Work instruction:
The listing should be printed again without a single change.

-------- Provided data

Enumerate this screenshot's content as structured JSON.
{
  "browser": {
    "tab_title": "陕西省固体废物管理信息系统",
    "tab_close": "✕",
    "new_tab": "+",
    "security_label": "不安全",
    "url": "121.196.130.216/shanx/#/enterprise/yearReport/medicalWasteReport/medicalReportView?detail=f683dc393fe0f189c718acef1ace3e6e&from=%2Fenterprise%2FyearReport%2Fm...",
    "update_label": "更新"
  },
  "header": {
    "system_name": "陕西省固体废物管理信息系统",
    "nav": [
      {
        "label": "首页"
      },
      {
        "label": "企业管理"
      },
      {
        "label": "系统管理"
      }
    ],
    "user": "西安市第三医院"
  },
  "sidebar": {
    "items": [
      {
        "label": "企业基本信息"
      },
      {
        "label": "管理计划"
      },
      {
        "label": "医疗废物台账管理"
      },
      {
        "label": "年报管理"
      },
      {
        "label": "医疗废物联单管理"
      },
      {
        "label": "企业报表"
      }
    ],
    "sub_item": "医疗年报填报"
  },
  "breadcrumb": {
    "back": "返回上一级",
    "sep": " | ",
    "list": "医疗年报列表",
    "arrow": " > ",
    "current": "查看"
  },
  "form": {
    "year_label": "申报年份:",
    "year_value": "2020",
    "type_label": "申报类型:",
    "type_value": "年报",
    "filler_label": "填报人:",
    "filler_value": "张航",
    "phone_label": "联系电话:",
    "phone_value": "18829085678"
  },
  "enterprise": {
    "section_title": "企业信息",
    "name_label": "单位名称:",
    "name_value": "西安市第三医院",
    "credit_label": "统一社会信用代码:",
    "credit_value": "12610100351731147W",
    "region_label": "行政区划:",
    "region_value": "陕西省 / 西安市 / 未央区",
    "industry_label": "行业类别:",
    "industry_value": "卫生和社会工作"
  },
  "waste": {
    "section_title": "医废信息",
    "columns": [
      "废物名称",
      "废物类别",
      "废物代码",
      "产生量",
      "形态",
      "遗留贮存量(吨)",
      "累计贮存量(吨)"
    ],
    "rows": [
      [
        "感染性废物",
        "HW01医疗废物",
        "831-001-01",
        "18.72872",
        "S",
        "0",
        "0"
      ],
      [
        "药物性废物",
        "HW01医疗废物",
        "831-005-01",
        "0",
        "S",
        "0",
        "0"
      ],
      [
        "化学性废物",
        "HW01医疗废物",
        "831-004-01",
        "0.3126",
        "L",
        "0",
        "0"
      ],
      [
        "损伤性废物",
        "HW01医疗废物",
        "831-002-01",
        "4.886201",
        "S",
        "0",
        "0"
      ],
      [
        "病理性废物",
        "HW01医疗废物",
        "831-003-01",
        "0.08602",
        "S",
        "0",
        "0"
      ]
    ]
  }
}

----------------

Result of this exercise:
Enumerate this screenshot's content as structured JSON.
{
  "browser": {
    "tab_title": "陕西省固体废物管理信息系统",
    "tab_close": "✕",
    "new_tab": "+",
    "security_label": "不安全",
    "url": "121.196.130.216/shanx/#/enterprise/yearReport/medicalWasteReport/medicalReportView?detail=f683dc393fe0f189c718acef1ace3e6e&from=%2Fenterprise%2FyearReport%2Fm...",
    "update_label": "更新"
  },
  "header": {
    "system_name": "陕西省固体废物管理信息系统",
    "nav": [
      {
        "label": "首页"
      },
      {
        "label": "企业管理"
      },
      {
        "label": "系统管理"
      }
    ],
    "user": "西安市第三医院"
  },
  "sidebar": {
    "items": [
      {
        "label": "企业基本信息"
      },
      {
        "label": "管理计划"
      },
      {
        "label": "医疗废物台账管理"
      },
      {
        "label": "年报管理"
      },
      {
        "label": "医疗废物联单管理"
      },
      {
        "label": "企业报表"
      }
    ],
    "sub_item": "医疗年报填报"
  },
  "breadcrumb": {
    "back": "返回上一级",
    "sep": " | ",
    "list": "医疗年报列表",
    "arrow": " > ",
    "current": "查看"
  },
  "form": {
    "year_label": "申报年份:",
    "year_value": "2020",
    "type_label": "申报类型:",
    "type_value": "年报",
    "filler_label": "填报人:",
    "filler_value": "张航",
    "phone_label": "联系电话:",
    "phone_value": "18829085678"
  },
  "enterprise": {
    "section_title": "企业信息",
    "name_label": "单位名称:",
    "name_value": "西安市第三医院",
    "credit_label": "统一社会信用代码:",
    "credit_value": "12610100351731147W",
    "region_label": "行政区划:",
    "region_value": "陕西省 / 西安市 / 未央区",
    "industry_label": "行业类别:",
    "industry_value": "卫生和社会工作"
  },
  "waste": {
    "section_title": "医废信息",
    "columns": [
      "废物名称",
      "废物类别",
      "废物代码",
      "产生量",
      "形态",
      "遗留贮存量(吨)",
      "累计贮存量(吨)"
    ],
    "rows": [
      [
        "感染性废物",
        "HW01医疗废物",
        "831-001-01",
        "18.72872",
        "S",
        "0",
        "0"
      ],
      [
        "药物性废物",
        "HW01医疗废物",
        "831-005-01",
        "0",
        "S",
        "0",
        "0"
      ],
      [
        "化学性废物",
        "HW01医疗废物",
        "831-004-01",
        "0.3126",
        "L",
        "0",
        "0"
      ],
      [
        "损伤性废物",
        "HW01医疗废物",
        "831-002-01",
        "4.886201",
        "S",
        "0",
        "0"
      ],
      [
        "病理性废物",
        "HW01医疗废物",
        "831-003-01",
        "0.08602",
        "S",
        "0",
        "0"
      ]
    ]
  }
}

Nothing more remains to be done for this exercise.